- _Problem statement_:
Make an exact copy of the data below, leaving out every picture.

- _Provided data_:

+ + + +

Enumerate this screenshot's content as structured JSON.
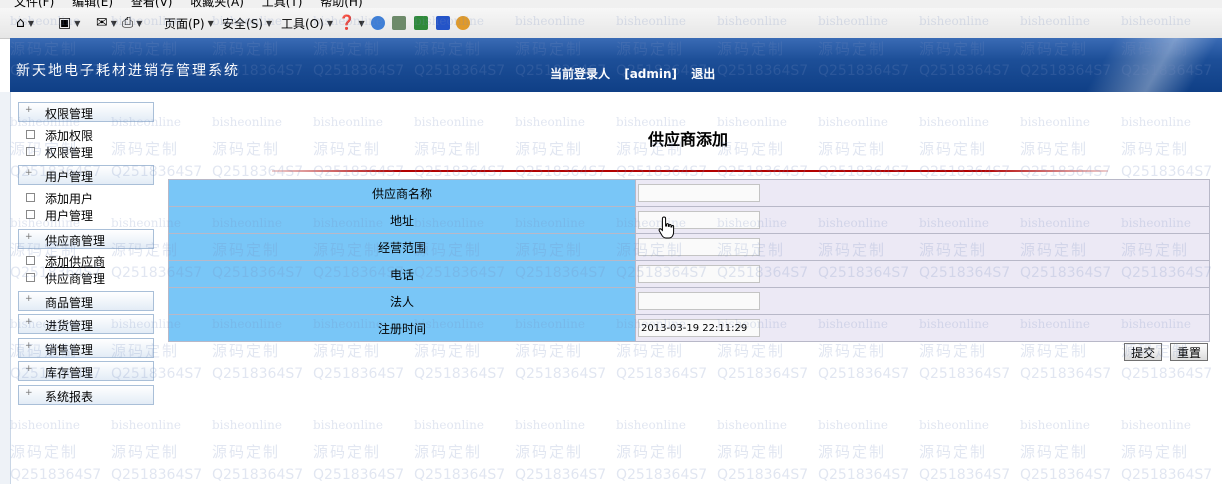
{
  "browser": {
    "menu": [
      "文件(F)",
      "编辑(E)",
      "查看(V)",
      "收藏夹(A)",
      "工具(T)",
      "帮助(H)"
    ],
    "commands": {
      "page_label": "页面(P)",
      "safety_label": "安全(S)",
      "tools_label": "工具(O)"
    },
    "icons": [
      "home-icon",
      "feeds-icon",
      "mail-icon",
      "print-icon",
      "help-icon",
      "messenger-icon",
      "research-icon",
      "onenote-icon",
      "bluetooth-icon",
      "extension-icon"
    ]
  },
  "header": {
    "app_title": "新天地电子耗材进销存管理系统",
    "login_label": "当前登录人",
    "user": "[admin]",
    "logout_label": "退出"
  },
  "sidebar": {
    "groups": [
      {
        "label": "权限管理",
        "items": [
          "添加权限",
          "权限管理"
        ]
      },
      {
        "label": "用户管理",
        "items": [
          "添加用户",
          "用户管理"
        ]
      },
      {
        "label": "供应商管理",
        "items": [
          "添加供应商",
          "供应商管理"
        ]
      },
      {
        "label": "商品管理",
        "items": []
      },
      {
        "label": "进货管理",
        "items": []
      },
      {
        "label": "销售管理",
        "items": []
      },
      {
        "label": "库存管理",
        "items": []
      },
      {
        "label": "系统报表",
        "items": []
      }
    ]
  },
  "main": {
    "page_title": "供应商添加",
    "fields": [
      {
        "label": "供应商名称",
        "value": ""
      },
      {
        "label": "地址",
        "value": ""
      },
      {
        "label": "经营范围",
        "value": ""
      },
      {
        "label": "电话",
        "value": ""
      },
      {
        "label": "法人",
        "value": ""
      },
      {
        "label": "注册时间",
        "value": "2013-03-19 22:11:29"
      }
    ],
    "submit_label": "提交",
    "reset_label": "重置"
  },
  "watermark": {
    "text_a": "bisheonline",
    "text_b": "源码定制",
    "text_c": "Q2518364S7"
  },
  "colors": {
    "banner": "#1d4f98",
    "label_cell": "#79c6f7",
    "value_cell": "#ece9f5",
    "title_rule": "#b30000"
  }
}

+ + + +

- _Response_:
Enumerate this screenshot's content as structured JSON.
{
  "browser": {
    "menu": [
      "文件(F)",
      "编辑(E)",
      "查看(V)",
      "收藏夹(A)",
      "工具(T)",
      "帮助(H)"
    ],
    "commands": {
      "page_label": "页面(P)",
      "safety_label": "安全(S)",
      "tools_label": "工具(O)"
    },
    "icons": [
      "home-icon",
      "feeds-icon",
      "mail-icon",
      "print-icon",
      "help-icon",
      "messenger-icon",
      "research-icon",
      "onenote-icon",
      "bluetooth-icon",
      "extension-icon"
    ]
  },
  "header": {
    "app_title": "新天地电子耗材进销存管理系统",
    "login_label": "当前登录人",
    "user": "[admin]",
    "logout_label": "退出"
  },
  "sidebar": {
    "groups": [
      {
        "label": "权限管理",
        "items": [
          "添加权限",
          "权限管理"
        ]
      },
      {
        "label": "用户管理",
        "items": [
          "添加用户",
          "用户管理"
        ]
      },
      {
        "label": "供应商管理",
        "items": [
          "添加供应商",
          "供应商管理"
        ]
      },
      {
        "label": "商品管理",
        "items": []
      },
      {
        "label": "进货管理",
        "items": []
      },
      {
        "label": "销售管理",
        "items": []
      },
      {
        "label": "库存管理",
        "items": []
      },
      {
        "label": "系统报表",
        "items": []
      }
    ]
  },
  "main": {
    "page_title": "供应商添加",
    "fields": [
      {
        "label": "供应商名称",
        "value": ""
      },
      {
        "label": "地址",
        "value": ""
      },
      {
        "label": "经营范围",
        "value": ""
      },
      {
        "label": "电话",
        "value": ""
      },
      {
        "label": "法人",
        "value": ""
      },
      {
        "label": "注册时间",
        "value": "2013-03-19 22:11:29"
      }
    ],
    "submit_label": "提交",
    "reset_label": "重置"
  },
  "watermark": {
    "text_a": "bisheonline",
    "text_b": "源码定制",
    "text_c": "Q2518364S7"
  },
  "colors": {
    "banner": "#1d4f98",
    "label_cell": "#79c6f7",
    "value_cell": "#ece9f5",
    "title_rule": "#b30000"
  }
}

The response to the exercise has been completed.